(Web page and app entries)
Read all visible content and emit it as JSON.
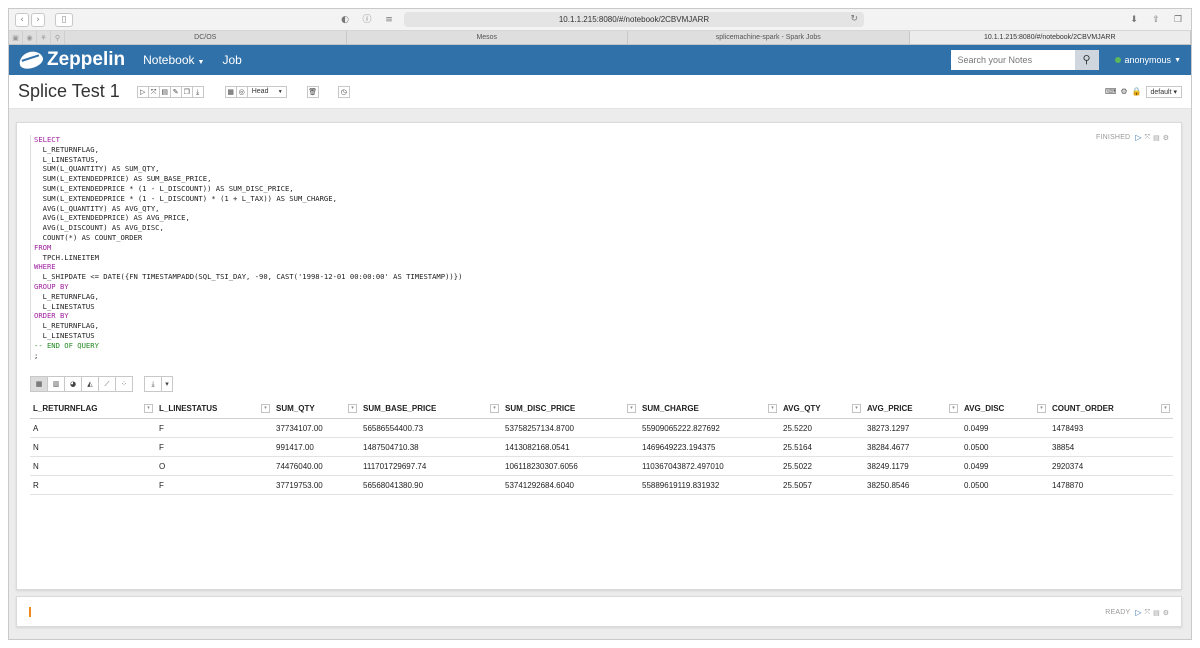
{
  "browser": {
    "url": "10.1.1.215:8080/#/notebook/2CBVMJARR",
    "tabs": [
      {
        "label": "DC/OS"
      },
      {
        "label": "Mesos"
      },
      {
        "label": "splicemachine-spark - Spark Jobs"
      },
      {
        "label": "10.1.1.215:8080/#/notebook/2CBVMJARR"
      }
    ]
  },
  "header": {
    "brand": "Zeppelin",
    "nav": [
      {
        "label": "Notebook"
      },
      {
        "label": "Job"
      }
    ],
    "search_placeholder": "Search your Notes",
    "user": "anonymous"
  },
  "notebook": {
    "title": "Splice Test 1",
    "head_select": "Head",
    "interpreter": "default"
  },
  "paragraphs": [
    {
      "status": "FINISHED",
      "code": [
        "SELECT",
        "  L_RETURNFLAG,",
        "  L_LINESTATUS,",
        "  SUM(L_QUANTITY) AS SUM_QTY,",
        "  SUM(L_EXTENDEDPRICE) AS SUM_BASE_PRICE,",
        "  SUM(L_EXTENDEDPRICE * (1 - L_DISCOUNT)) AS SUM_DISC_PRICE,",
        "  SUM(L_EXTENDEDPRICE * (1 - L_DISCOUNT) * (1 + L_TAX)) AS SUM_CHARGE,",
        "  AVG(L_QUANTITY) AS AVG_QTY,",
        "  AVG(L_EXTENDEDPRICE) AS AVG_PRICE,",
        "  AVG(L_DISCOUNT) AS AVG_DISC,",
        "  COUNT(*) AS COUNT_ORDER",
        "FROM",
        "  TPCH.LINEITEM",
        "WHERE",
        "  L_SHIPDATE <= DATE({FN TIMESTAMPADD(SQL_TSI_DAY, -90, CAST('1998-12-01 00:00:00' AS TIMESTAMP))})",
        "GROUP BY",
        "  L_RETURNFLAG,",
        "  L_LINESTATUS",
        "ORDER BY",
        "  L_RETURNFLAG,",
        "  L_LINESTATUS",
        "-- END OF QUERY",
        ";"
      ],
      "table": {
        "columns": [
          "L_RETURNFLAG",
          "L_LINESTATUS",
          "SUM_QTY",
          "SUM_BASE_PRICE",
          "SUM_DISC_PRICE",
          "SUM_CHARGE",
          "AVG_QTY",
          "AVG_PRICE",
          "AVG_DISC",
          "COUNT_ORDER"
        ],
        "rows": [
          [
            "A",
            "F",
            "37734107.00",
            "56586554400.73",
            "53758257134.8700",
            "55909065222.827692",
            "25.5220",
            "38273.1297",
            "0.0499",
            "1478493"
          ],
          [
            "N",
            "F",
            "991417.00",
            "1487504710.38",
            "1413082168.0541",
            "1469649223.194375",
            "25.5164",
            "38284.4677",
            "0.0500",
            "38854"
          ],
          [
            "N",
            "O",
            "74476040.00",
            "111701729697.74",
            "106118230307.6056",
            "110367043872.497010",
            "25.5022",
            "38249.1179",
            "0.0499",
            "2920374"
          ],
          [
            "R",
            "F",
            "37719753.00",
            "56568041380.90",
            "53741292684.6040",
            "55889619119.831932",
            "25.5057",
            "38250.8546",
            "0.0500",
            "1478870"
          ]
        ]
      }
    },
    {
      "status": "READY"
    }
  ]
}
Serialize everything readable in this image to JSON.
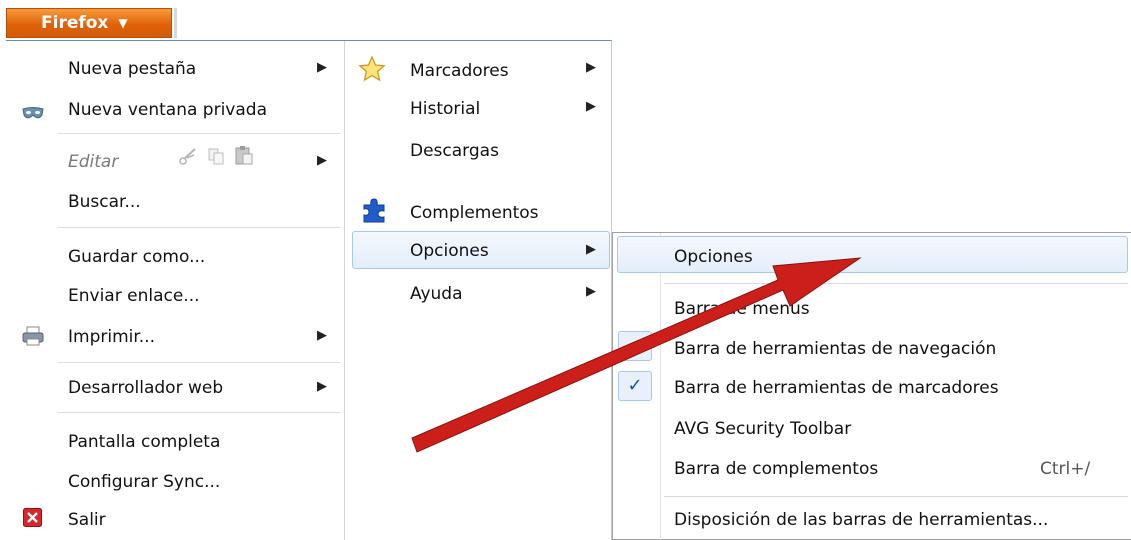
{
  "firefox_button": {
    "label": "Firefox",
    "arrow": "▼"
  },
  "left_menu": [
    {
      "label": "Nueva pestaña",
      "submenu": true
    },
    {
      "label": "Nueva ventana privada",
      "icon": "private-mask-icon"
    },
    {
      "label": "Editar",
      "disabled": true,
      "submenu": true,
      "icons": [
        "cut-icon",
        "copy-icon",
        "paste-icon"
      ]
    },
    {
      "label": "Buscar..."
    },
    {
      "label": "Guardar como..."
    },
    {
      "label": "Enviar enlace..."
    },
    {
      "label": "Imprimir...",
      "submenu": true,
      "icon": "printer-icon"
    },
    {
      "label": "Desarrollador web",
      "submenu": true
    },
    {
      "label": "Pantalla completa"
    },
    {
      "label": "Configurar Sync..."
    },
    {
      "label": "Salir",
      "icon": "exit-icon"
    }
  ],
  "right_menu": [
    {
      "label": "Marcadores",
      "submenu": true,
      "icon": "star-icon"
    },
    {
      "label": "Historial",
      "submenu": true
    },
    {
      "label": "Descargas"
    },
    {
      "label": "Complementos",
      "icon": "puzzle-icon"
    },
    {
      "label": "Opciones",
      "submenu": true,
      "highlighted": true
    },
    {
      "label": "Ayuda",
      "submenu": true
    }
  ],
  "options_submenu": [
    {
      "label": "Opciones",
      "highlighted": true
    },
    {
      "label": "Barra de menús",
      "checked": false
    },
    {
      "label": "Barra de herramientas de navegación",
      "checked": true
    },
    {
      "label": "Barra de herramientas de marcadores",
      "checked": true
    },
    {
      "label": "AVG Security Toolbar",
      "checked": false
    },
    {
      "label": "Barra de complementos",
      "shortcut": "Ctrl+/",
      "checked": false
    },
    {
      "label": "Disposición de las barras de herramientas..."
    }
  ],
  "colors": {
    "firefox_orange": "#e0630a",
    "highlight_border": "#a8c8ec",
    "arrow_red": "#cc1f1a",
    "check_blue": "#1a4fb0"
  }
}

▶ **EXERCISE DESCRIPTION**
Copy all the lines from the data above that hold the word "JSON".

▶ **EXPECTED ANSWER**
Read all visible content and emit it as JSON.
Serialize everything readable in this image to JSON.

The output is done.